On Saturday night, Theresa McCluskey, 42, of Hicksville was at a bar in Penn Station with three friends as they waited for a train and watched All-Star pitchers Roy Halladay and Tim Lincecum in the first game of the NLCS.
"We pay enough money for every station that we get now," she said. "Why subject us to not having our stations that we paid for originally?"
"We'll have to come out to the bar, spend more money," she added, laughing.
According to Cablevision, the dispute is about $80 million, to be precise. The cable company says that News Corp. is asking for that much more a year for access to 12 Fox channels, including those in dispute. That would more than double the yearly rate to $150 million, says the company, which is demanding that Fox enter into binding arbitration.
Fox, meanwhile, blames Cablevision Systems Corp. "In an effort to avoid this very situation, we started this process in May and made numerous reasonable proposals," Mike Hopkins, president of Fox Networks Affiliate Sales and Marketing, said in an earlier release.
"As long as there is a serious effort on the part of Cablevision, we will be at the table," Fox spokesman Scott Grogin said Saturday. "We want to settle this as quickly as possible."
After negotiations ended later in the day, Cablevision issued a statement accusing News Corp. of using the sporting events "to hold viewers hostage," calling it shameful.

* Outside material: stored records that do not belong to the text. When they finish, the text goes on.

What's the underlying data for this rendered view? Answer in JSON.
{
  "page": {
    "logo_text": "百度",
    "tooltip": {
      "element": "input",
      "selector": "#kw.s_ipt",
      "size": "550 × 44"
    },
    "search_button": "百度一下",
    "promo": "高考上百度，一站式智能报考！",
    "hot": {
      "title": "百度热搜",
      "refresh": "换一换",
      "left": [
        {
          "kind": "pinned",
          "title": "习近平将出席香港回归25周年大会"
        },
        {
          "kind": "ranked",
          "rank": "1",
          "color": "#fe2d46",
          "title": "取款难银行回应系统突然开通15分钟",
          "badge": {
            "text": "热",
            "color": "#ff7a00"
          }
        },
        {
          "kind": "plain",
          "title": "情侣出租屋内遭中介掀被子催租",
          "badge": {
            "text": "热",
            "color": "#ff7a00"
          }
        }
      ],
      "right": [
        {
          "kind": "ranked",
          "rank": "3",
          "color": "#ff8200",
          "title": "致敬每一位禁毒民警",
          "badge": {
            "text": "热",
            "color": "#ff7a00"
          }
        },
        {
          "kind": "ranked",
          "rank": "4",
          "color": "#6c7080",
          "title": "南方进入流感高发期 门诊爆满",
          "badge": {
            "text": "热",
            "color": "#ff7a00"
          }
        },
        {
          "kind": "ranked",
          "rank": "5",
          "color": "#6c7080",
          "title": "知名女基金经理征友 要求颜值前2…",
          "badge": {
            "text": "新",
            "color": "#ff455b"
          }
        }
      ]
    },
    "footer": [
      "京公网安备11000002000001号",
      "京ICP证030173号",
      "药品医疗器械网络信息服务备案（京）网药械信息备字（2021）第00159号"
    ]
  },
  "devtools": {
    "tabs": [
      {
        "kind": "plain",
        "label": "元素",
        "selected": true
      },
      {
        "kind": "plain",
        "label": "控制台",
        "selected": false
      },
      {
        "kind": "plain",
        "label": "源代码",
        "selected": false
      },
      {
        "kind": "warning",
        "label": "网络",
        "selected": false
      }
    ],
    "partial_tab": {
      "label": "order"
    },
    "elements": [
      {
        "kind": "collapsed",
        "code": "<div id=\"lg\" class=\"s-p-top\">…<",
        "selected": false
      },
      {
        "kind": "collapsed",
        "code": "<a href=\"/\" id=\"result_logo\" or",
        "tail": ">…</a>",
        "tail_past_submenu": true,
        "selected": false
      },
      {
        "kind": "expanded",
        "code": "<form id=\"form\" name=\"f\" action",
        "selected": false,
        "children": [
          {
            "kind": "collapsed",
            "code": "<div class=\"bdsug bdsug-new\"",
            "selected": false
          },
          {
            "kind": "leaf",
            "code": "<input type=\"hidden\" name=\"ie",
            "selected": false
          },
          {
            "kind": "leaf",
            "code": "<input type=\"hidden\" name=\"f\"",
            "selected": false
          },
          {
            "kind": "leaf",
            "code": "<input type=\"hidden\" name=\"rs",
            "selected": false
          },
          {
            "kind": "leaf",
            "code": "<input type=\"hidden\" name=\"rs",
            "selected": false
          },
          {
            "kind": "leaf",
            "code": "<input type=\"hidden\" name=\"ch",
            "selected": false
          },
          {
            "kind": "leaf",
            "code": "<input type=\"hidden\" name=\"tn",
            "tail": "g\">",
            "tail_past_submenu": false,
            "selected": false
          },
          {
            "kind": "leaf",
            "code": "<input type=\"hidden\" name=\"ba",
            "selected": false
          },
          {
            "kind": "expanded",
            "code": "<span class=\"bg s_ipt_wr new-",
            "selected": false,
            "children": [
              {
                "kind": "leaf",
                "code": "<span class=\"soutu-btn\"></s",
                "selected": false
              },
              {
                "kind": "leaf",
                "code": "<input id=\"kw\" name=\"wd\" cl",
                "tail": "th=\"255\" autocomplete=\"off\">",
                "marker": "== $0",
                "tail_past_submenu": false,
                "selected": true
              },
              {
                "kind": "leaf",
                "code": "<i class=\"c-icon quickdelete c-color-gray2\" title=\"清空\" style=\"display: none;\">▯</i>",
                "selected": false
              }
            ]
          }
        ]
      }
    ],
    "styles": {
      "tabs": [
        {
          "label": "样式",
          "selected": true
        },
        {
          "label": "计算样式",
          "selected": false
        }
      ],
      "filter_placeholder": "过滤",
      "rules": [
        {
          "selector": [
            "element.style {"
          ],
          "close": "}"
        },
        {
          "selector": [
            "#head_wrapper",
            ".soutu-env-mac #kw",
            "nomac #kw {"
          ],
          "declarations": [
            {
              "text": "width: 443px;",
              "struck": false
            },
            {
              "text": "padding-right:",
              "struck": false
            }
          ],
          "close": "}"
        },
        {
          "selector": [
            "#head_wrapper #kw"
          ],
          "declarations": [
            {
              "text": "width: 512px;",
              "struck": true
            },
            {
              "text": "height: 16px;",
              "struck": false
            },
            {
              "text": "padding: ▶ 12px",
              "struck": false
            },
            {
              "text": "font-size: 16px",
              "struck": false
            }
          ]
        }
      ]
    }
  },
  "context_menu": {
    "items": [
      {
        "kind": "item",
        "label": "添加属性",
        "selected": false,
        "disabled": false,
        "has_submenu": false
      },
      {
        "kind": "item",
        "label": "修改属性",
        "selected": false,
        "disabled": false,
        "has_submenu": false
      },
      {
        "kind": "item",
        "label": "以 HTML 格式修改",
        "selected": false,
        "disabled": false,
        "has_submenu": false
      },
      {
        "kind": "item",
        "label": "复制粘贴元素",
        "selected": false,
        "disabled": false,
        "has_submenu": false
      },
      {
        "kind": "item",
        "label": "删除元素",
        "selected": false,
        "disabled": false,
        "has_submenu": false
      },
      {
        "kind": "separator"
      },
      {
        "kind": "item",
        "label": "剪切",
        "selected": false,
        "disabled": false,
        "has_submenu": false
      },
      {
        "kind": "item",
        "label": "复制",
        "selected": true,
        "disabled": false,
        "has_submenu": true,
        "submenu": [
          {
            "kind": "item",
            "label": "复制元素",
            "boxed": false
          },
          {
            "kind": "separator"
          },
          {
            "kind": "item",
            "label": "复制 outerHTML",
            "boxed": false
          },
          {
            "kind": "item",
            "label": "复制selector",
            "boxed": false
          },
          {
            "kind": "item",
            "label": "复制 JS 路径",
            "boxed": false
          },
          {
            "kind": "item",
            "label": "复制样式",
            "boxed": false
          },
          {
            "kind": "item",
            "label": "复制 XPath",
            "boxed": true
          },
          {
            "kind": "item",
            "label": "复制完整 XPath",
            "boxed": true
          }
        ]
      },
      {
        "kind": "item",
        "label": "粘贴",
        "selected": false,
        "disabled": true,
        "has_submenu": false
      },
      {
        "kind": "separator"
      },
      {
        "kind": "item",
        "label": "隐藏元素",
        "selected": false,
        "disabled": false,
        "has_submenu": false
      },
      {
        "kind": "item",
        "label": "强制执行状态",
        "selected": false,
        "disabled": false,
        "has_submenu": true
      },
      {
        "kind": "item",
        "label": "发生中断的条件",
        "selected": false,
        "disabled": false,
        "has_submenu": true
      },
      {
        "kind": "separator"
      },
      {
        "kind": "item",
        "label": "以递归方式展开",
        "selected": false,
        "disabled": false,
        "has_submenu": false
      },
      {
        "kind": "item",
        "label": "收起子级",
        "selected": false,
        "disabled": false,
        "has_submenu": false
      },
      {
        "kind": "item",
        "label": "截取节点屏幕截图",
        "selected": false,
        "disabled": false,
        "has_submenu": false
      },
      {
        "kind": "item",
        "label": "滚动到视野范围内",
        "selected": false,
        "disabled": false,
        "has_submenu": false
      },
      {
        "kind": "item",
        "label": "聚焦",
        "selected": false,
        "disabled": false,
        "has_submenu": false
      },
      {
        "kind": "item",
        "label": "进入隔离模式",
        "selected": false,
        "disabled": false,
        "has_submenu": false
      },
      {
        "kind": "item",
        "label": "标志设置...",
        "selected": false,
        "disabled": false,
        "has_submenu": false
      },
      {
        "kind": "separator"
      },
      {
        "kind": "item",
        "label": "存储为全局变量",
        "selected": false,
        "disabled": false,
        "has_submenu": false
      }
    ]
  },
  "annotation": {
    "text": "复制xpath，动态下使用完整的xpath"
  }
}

By Saturday afternoon, Cablevision's Internet customers were blocked from watching Fox content on the network's website and on the video site Hulu, prompting Rep. Edward Markey, D-Mass., to call on the Federal Communications Commission to broker an agreement and step in to "defend Internet freedom and consumer rights."
A person familiar with the situation who wasn't authorized to speak on the record said online video access would be temporarily restored by the evening to accommodate Cablevision Internet customers who paid for cable television services through other providers not involved in the dispute.